WESTBROOK, Maine — Local resident and World War II veteran Milton Gowen, 94, who put his life on the line at the Battle of the Bulge and other conflicts, has carried around a letter for more than six decades that apparently has brought him luck.
“Milton carries a letter in his wallet from a 10-year-old girl he met while he was serving in Normandy,” his wife, Edith, 92, said in a letter to Maine’s first lady Ann LePage. “She told him if he kept it with him, no harm would come to him.”
The nonagenarian asked in her letter if LePage, who presented hand-carved eagle canes to Maine veterans at the Augusta Armory in mid-August, would also honor her husband by presenting him with a cane during a surprise gathering.
“I was honored to hear from Mrs. Gowen, and thrilled at the opportunity to surprise her husband, and honor him with an eagle cane,” LePage said in a statement. “Our World War II veterans represent a great piece of American history, and I am honored to be able to make this happen for Milton. I am grateful for the service and sacrifice he has made on behalf of our great nation.”
A group of Mainers began carving the eagle canes — decorated with the veteran’s name and military affiliation — about four years ago, and on Friday the 1,000th cane was dedicated and put on permanent display at the Togus Veterans Affairs Medical Center in Augusta.
Ann LePage, along with Andy Rice, who hand-carved the eagle cane for Gowen, went to Pennell Street in Westbrook to present the World War II veteran with the personalized walking stick.

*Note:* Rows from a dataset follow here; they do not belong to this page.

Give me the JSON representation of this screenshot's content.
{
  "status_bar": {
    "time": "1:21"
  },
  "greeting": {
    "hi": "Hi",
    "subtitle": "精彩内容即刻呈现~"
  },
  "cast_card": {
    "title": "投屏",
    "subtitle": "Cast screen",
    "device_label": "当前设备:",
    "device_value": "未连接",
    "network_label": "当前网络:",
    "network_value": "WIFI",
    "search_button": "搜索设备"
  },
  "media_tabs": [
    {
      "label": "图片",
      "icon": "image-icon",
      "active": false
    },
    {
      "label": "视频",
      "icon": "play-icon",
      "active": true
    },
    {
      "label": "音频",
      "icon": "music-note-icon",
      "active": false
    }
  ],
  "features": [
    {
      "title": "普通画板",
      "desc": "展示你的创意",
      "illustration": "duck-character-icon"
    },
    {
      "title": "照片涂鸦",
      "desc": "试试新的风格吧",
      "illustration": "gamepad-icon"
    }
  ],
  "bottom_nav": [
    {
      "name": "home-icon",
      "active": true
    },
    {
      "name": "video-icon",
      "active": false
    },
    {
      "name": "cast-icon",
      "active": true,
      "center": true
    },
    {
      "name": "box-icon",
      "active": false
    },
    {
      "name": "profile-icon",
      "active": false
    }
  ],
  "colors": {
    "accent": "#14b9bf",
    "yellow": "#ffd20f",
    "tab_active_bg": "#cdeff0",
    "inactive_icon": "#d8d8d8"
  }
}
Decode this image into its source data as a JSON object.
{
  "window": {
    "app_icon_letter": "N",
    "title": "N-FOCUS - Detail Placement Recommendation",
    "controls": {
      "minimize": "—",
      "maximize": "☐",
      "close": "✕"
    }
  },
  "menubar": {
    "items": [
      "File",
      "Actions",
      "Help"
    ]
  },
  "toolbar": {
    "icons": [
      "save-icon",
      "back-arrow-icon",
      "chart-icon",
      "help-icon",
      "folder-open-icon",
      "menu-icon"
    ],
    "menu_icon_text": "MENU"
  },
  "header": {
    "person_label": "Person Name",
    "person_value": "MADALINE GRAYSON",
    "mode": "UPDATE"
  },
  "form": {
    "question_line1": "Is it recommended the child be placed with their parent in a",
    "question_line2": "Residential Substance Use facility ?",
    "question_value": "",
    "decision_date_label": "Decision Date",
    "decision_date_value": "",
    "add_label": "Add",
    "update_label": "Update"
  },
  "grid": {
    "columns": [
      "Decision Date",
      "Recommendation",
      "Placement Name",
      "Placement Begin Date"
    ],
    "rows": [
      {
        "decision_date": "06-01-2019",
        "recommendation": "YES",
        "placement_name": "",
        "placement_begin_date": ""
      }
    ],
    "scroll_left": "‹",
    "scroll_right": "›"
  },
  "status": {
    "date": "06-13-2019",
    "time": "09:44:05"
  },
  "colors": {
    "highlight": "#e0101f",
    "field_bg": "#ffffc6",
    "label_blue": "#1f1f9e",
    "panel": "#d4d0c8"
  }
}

The letter sent to the first lady by Gowen’s wife includes a story of a special letter that he keeps with him at all times. “Milton carries a letter in his wallet from a ten year old girl he met while he was serving in Normandy. She told him if he kept it with him, no harm would come to him,” Edith Gowen reflected.
“I am honored to be able to meet both Mr. and Mrs. Gowen and thank him personally for his service during the challenges our nation endured during World War II,” stated LePage.